Ghedin: I've daydreamed about becoming a cartoonist.
Otto: I'd like to write a novel. When I've been spending all my time doing committees, filling out forms, making grant applications, I think, "Sheesh, I'm going to stop this, go work at Starbucks, and I'd still have more time to think."
Is there a public side to the award? Are you looking for ways to make your work more accessible?
Otto: I'd like to find a venue to make evolution exciting and fun and interesting. How about a reality show with an evolutionary biologist?
Ghedin: Have you ever seen The Big Bang Theory? It actually features a bunch of graduate-student geeks who talk about physics.
Otto: Could we do this with evolution? Or is the topic still taboo for TV?
Ghedin: Evolution might be walking on thin ice. Because you know, "It's just a theory."
Elodie, you used the word "geek" just now. Isn't that a demeaning term for smart people like you?
Ghedin: I embrace it. I love fashion, I'm always buying stuff, but I'm a geek at heart.
Otto: It doesn't bother me. I'm a bit oblivious to the latest trends, I don't mind going my merry old way. It frees up a lot of time.
When you're in the company of non-geeks, is it hard to adapt?
Ghedin: I still get uncomfortable when people ask what I do. I start rambling about genomics, do you know what that is, DNA, do you know what that is, a parasite … and their eyes glaze over.
Couldn't you just say you're curing disease?
Ghedin: No, I'm not. I could say I'm trying to cure disease. Yeah, there you go.
Otto: When I was younger, I was reluctant to tell people what I did because I didn't know how they'd react. But now I make a point of saying I'm an evolutionary biologist. I'm not in-your-face about it, I'm just a person who's curious about exploring the natural world.
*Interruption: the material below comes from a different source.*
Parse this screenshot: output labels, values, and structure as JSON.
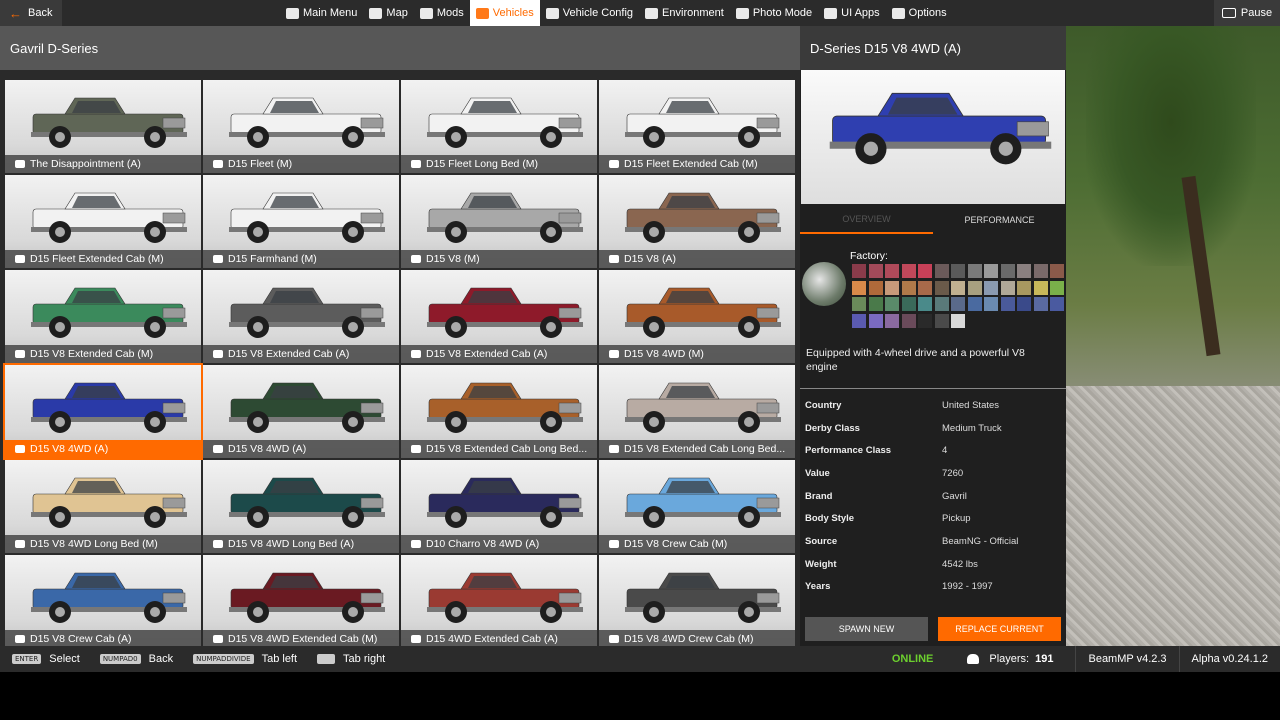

My goal is to normalize the subject so it doesn't feel taboo.
Is there anything you wanted to ask each other?
Ghedin: I was wondering how a nine-year-old reacts besides asking for a dollar to buy a pencil.
Otto: He's been pretty excited about telling his teacher and all his friends at school. And I'm saying, "You don't have to tell everybody."
Ghedin: It's nice to hear children being proud rather than the usual, "Oh, mom."
Otto: Elodie, you spoke with a few people who won this in the past. How did it change their lives?
Ghedin: One person said, make sure you protect yourself. And it's true, all kinds of people have contacted me, wanting a handout. But the award is more about the recognition than the money. I was giving a seminar – in normal circumstances these people would be barely interested in what I had to say. But suddenly, no one was falling asleep, all my jokes got a big laugh, I'd become so witty. I thought, this is so unreal, an entire crowd can be completely blinded: She must be brilliant, she got the award.